>> I'd propose an alternate (and simpler) solution: when we
>> refresh token, avoid caching the access token.
> So every request from an app for a token would result in a roundtrip
> to the token endpoint, and a new access token being issued? That's
> abuse of refresh tokens, in my opinion.
Not really, given that the use of refresh tokens is not even mandatory.
> Clients are supposed to use
> the tokens they've been issued for as long as they can, and one of
> SSO's selling points is a secure token cache.
Yes, but this does not contradict the above.
I don't understand your response; it's too terse. Instead of keeping the access
token until it stops working, you are proposing to replace it with a new one via token
refresh every time it's requested by the app (and that may be fairly frequent,
depending on the app's process lifecycle). That violates the idea of access tokens:
you should be keeping and using the one you got for as long as possible. It also
unnecessarily adds to the client's use of power and network. Also, multiply the

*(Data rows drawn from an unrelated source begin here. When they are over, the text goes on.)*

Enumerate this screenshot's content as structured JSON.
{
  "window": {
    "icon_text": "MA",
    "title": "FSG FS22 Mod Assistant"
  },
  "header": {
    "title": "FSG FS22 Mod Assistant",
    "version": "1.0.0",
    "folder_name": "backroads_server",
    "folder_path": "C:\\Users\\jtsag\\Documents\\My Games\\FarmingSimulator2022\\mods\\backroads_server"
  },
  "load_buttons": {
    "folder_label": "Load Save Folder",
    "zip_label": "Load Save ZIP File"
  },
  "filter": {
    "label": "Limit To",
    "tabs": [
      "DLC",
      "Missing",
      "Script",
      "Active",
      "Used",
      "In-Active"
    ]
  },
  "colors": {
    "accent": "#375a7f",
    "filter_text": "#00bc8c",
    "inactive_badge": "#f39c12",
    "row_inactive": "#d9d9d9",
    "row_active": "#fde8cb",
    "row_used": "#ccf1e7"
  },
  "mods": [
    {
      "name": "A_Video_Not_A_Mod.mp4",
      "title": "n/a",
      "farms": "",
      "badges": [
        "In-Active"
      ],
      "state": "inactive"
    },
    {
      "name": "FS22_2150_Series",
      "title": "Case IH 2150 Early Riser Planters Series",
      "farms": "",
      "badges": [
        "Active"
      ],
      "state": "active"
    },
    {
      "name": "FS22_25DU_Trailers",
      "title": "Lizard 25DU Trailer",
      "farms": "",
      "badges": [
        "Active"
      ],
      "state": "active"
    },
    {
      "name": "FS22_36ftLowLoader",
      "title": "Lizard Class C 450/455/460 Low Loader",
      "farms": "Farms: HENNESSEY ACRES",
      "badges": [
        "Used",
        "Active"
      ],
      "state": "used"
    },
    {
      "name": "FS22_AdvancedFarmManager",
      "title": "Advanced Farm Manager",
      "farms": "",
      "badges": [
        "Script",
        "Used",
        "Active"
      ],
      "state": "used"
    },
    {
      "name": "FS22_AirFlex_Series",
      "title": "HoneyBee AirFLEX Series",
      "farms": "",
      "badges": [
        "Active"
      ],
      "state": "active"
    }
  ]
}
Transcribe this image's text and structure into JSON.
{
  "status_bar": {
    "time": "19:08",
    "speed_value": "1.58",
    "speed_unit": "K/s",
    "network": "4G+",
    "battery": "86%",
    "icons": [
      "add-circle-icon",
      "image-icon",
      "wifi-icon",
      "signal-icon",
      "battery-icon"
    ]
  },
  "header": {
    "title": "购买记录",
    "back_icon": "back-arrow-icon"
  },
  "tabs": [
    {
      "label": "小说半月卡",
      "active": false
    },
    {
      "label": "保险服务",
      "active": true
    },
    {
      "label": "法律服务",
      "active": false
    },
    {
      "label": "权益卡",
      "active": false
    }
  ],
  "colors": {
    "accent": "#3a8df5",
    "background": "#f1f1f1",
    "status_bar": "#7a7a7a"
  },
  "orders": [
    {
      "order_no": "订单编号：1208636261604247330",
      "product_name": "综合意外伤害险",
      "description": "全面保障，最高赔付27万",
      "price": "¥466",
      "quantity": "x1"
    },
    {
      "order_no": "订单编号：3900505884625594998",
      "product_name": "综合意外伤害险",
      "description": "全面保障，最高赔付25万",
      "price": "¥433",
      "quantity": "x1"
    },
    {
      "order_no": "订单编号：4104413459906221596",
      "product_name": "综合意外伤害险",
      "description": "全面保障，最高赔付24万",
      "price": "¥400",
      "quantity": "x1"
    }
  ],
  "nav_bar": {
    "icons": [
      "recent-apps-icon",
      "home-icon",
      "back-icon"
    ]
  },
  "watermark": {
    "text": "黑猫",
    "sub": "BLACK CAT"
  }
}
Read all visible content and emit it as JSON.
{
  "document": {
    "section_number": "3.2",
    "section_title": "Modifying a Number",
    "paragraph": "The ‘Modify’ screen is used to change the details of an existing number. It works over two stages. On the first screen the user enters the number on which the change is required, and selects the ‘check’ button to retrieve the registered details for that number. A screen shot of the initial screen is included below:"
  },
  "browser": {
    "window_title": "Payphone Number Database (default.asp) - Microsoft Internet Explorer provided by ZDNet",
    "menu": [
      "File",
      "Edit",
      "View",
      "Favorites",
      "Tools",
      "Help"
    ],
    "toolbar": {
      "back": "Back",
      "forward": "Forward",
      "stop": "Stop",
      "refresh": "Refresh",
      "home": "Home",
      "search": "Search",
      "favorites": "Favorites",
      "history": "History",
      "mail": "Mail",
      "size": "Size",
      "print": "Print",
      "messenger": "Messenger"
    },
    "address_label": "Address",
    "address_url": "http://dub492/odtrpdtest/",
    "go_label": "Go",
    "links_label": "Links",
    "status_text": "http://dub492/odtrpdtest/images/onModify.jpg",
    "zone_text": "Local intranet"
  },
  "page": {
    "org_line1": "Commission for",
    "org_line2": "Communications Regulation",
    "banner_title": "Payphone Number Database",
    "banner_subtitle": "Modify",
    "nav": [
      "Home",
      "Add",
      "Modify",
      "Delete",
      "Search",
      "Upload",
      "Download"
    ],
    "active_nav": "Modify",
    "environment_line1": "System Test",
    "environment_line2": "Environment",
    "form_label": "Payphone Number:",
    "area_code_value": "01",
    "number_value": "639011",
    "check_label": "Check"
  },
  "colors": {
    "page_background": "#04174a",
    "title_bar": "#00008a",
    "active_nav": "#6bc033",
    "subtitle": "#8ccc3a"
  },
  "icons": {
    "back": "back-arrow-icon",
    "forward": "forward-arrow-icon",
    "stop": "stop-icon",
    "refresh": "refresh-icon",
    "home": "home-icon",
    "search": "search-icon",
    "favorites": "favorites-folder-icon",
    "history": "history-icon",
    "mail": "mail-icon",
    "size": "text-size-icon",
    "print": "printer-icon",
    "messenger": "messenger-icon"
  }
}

frequent token refresh procedure by thousands (millions) of clients and servers will have
a problem with it.